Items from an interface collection
· · ·

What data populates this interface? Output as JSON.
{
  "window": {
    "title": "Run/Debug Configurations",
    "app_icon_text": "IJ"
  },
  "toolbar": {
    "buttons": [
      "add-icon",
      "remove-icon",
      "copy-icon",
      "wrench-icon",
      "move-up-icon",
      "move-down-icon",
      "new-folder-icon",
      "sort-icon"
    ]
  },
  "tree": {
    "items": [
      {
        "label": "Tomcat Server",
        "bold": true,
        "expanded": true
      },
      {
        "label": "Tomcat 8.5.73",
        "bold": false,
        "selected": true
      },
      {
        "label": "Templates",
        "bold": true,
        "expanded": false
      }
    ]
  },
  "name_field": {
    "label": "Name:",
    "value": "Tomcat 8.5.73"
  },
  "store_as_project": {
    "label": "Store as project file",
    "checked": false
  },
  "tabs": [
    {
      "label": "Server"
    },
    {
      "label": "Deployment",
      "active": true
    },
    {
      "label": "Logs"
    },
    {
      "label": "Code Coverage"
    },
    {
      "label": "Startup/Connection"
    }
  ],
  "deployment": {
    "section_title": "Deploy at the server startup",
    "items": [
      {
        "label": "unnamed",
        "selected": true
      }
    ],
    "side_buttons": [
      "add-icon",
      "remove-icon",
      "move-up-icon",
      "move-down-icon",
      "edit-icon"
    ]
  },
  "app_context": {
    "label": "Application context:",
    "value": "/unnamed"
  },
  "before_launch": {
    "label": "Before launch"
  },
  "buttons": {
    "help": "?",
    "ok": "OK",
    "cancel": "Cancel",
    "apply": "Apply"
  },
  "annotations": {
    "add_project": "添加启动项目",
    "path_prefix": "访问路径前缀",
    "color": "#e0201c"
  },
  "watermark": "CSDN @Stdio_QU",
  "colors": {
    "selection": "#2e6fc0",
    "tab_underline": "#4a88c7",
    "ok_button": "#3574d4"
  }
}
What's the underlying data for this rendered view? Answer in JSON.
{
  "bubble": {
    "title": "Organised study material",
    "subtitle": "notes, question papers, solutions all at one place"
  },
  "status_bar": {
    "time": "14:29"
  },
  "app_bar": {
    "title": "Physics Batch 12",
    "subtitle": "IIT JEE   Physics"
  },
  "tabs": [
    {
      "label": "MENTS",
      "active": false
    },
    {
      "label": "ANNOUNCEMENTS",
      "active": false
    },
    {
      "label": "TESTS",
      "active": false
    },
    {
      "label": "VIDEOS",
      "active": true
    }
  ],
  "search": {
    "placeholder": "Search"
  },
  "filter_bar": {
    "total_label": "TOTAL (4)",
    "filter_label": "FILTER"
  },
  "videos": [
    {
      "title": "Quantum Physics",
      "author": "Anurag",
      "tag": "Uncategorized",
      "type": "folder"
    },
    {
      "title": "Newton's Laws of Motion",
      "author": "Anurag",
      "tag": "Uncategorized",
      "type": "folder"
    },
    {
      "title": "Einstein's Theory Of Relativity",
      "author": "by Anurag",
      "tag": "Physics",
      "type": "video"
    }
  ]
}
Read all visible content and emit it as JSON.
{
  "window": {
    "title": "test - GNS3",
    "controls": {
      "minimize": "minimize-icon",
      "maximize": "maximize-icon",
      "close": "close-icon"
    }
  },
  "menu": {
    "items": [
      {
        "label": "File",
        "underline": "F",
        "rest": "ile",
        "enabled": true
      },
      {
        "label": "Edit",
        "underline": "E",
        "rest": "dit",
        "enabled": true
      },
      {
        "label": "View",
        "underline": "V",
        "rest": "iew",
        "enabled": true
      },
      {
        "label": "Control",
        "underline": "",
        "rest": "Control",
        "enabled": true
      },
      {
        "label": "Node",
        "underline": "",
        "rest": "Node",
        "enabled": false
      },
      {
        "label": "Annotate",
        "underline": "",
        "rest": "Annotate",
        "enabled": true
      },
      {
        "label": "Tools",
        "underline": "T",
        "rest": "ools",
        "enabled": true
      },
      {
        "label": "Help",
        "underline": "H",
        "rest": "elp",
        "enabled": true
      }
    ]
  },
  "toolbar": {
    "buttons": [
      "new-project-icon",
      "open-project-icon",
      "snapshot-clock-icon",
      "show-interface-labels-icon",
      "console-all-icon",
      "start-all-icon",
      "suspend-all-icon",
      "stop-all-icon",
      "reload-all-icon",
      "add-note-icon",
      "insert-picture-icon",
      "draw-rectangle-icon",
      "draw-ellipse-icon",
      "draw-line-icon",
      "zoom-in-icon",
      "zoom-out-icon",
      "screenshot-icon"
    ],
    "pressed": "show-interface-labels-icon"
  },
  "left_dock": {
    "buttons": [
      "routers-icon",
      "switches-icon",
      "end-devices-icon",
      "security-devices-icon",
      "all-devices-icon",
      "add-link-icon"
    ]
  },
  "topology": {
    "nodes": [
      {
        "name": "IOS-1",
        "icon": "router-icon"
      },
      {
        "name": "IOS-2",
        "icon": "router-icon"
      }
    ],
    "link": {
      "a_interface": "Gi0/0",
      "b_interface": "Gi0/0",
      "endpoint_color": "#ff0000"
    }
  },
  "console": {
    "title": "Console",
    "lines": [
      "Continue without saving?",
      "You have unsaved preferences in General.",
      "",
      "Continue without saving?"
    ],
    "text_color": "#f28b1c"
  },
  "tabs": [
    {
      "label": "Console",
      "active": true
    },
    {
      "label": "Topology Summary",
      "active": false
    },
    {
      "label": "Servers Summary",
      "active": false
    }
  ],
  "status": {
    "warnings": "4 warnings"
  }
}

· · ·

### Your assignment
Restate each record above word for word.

### Your response
What data populates this interface? Output as JSON.
{
  "window": {
    "title": "Run/Debug Configurations",
    "app_icon_text": "IJ"
  },
  "toolbar": {
    "buttons": [
      "add-icon",
      "remove-icon",
      "copy-icon",
      "wrench-icon",
      "move-up-icon",
      "move-down-icon",
      "new-folder-icon",
      "sort-icon"
    ]
  },
  "tree": {
    "items": [
      {
        "label": "Tomcat Server",
        "bold": true,
        "expanded": true
      },
      {
        "label": "Tomcat 8.5.73",
        "bold": false,
        "selected": true
      },
      {
        "label": "Templates",
        "bold": true,
        "expanded": false
      }
    ]
  },
  "name_field": {
    "label": "Name:",
    "value": "Tomcat 8.5.73"
  },
  "store_as_project": {
    "label": "Store as project file",
    "checked": false
  },
  "tabs": [
    {
      "label": "Server"
    },
    {
      "label": "Deployment",
      "active": true
    },
    {
      "label": "Logs"
    },
    {
      "label": "Code Coverage"
    },
    {
      "label": "Startup/Connection"
    }
  ],
  "deployment": {
    "section_title": "Deploy at the server startup",
    "items": [
      {
        "label": "unnamed",
        "selected": true
      }
    ],
    "side_buttons": [
      "add-icon",
      "remove-icon",
      "move-up-icon",
      "move-down-icon",
      "edit-icon"
    ]
  },
  "app_context": {
    "label": "Application context:",
    "value": "/unnamed"
  },
  "before_launch": {
    "label": "Before launch"
  },
  "buttons": {
    "help": "?",
    "ok": "OK",
    "cancel": "Cancel",
    "apply": "Apply"
  },
  "annotations": {
    "add_project": "添加启动项目",
    "path_prefix": "访问路径前缀",
    "color": "#e0201c"
  },
  "watermark": "CSDN @Stdio_QU",
  "colors": {
    "selection": "#2e6fc0",
    "tab_underline": "#4a88c7",
    "ok_button": "#3574d4"
  }
}
What's the underlying data for this rendered view? Answer in JSON.
{
  "bubble": {
    "title": "Organised study material",
    "subtitle": "notes, question papers, solutions all at one place"
  },
  "status_bar": {
    "time": "14:29"
  },
  "app_bar": {
    "title": "Physics Batch 12",
    "subtitle": "IIT JEE   Physics"
  },
  "tabs": [
    {
      "label": "MENTS",
      "active": false
    },
    {
      "label": "ANNOUNCEMENTS",
      "active": false
    },
    {
      "label": "TESTS",
      "active": false
    },
    {
      "label": "VIDEOS",
      "active": true
    }
  ],
  "search": {
    "placeholder": "Search"
  },
  "filter_bar": {
    "total_label": "TOTAL (4)",
    "filter_label": "FILTER"
  },
  "videos": [
    {
      "title": "Quantum Physics",
      "author": "Anurag",
      "tag": "Uncategorized",
      "type": "folder"
    },
    {
      "title": "Newton's Laws of Motion",
      "author": "Anurag",
      "tag": "Uncategorized",
      "type": "folder"
    },
    {
      "title": "Einstein's Theory Of Relativity",
      "author": "by Anurag",
      "tag": "Physics",
      "type": "video"
    }
  ]
}
Read all visible content and emit it as JSON.
{
  "window": {
    "title": "test - GNS3",
    "controls": {
      "minimize": "minimize-icon",
      "maximize": "maximize-icon",
      "close": "close-icon"
    }
  },
  "menu": {
    "items": [
      {
        "label": "File",
        "underline": "F",
        "rest": "ile",
        "enabled": true
      },
      {
        "label": "Edit",
        "underline": "E",
        "rest": "dit",
        "enabled": true
      },
      {
        "label": "View",
        "underline": "V",
        "rest": "iew",
        "enabled": true
      },
      {
        "label": "Control",
        "underline": "",
        "rest": "Control",
        "enabled": true
      },
      {
        "label": "Node",
        "underline": "",
        "rest": "Node",
        "enabled": false
      },
      {
        "label": "Annotate",
        "underline": "",
        "rest": "Annotate",
        "enabled": true
      },
      {
        "label": "Tools",
        "underline": "T",
        "rest": "ools",
        "enabled": true
      },
      {
        "label": "Help",
        "underline": "H",
        "rest": "elp",
        "enabled": true
      }
    ]
  },
  "toolbar": {
    "buttons": [
      "new-project-icon",
      "open-project-icon",
      "snapshot-clock-icon",
      "show-interface-labels-icon",
      "console-all-icon",
      "start-all-icon",
      "suspend-all-icon",
      "stop-all-icon",
      "reload-all-icon",
      "add-note-icon",
      "insert-picture-icon",
      "draw-rectangle-icon",
      "draw-ellipse-icon",
      "draw-line-icon",
      "zoom-in-icon",
      "zoom-out-icon",
      "screenshot-icon"
    ],
    "pressed": "show-interface-labels-icon"
  },
  "left_dock": {
    "buttons": [
      "routers-icon",
      "switches-icon",
      "end-devices-icon",
      "security-devices-icon",
      "all-devices-icon",
      "add-link-icon"
    ]
  },
  "topology": {
    "nodes": [
      {
        "name": "IOS-1",
        "icon": "router-icon"
      },
      {
        "name": "IOS-2",
        "icon": "router-icon"
      }
    ],
    "link": {
      "a_interface": "Gi0/0",
      "b_interface": "Gi0/0",
      "endpoint_color": "#ff0000"
    }
  },
  "console": {
    "title": "Console",
    "lines": [
      "Continue without saving?",
      "You have unsaved preferences in General.",
      "",
      "Continue without saving?"
    ],
    "text_color": "#f28b1c"
  },
  "tabs": [
    {
      "label": "Console",
      "active": true
    },
    {
      "label": "Topology Summary",
      "active": false
    },
    {
      "label": "Servers Summary",
      "active": false
    }
  ],
  "status": {
    "warnings": "4 warnings"
  }
}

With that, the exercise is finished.